Fed links rates to US joblessness
WASHINGTON - Agence France-Presse
Chairman of the FED, Bernanke, says the US economy is still hindered by high unemployment. REUTERS photoThe U.S. Federal Reserve laid out target levels on unemployment and inflation for raising interest rates for the first time Dec. 12, surprising analysts who expected such a move would wait until next year.
In an effort to better signal its policy path, after its benchmark rate has been locked at 0-0.25 percent for four years, the Fed said it would not lift rates as long as the inflation outlook was below 2.5 percent and the jobless rate, now at 7.7 percent, stays above 6.5 percent.
Saying the economy continues to grow only at a “moderate” rate, the Federal Open Market Committee (FOMC) also launched a new, open-ended $45 billion a month bond-buying program to replace the bond-swap Operation Twist program that expires at year-end.
That will take its total “quantitative easing” asset purchases, of both Treasury bonds and mortgage-backed securities, aimed at pushing down long-term rates to encourage investment, to $85 billion a month.
Warning on fiscal cliff

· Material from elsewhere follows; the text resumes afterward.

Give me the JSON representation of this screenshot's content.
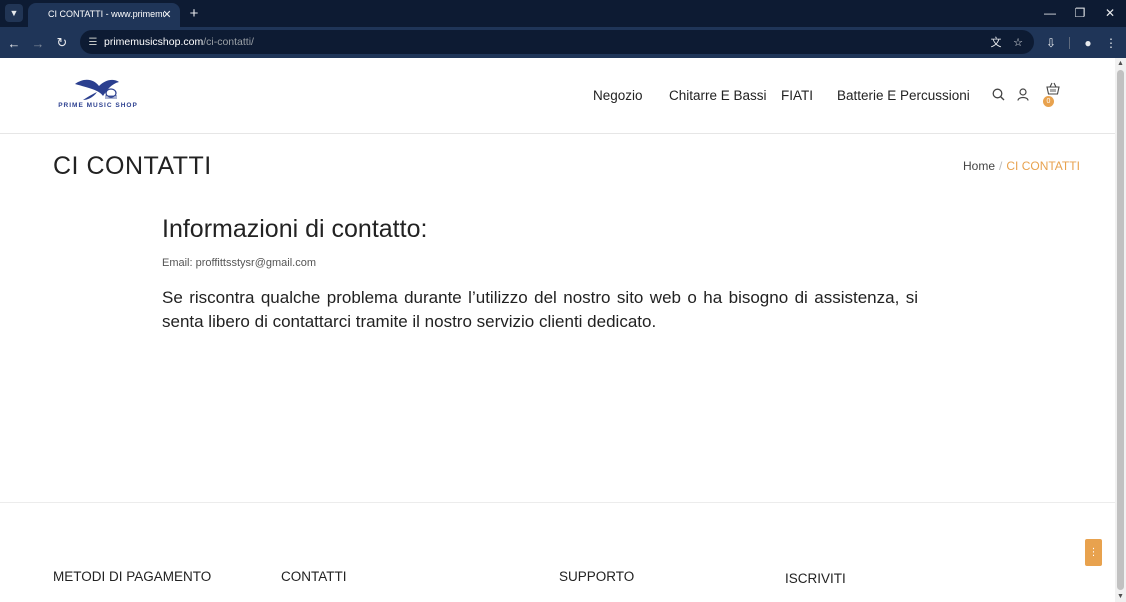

After a two-day policy meeting, Fed Chairman Ben Bernanke stressed that the economy, while growing at a moderate pace, was still hindered by high unemployment, which he called “an enormous waste of human and economic potential.” He also warned that Congress and the White House needed to urgently find a solution to the fiscal cliff crisis, which could send the economy back into recession next year.
“Even though we have not even reached the point of the fiscal cliff potentially kicking in, it’s already affecting business investment and hiring decisions by creating uncertainty or creating pessimism,” Bernanke said at a post-meeting news conference.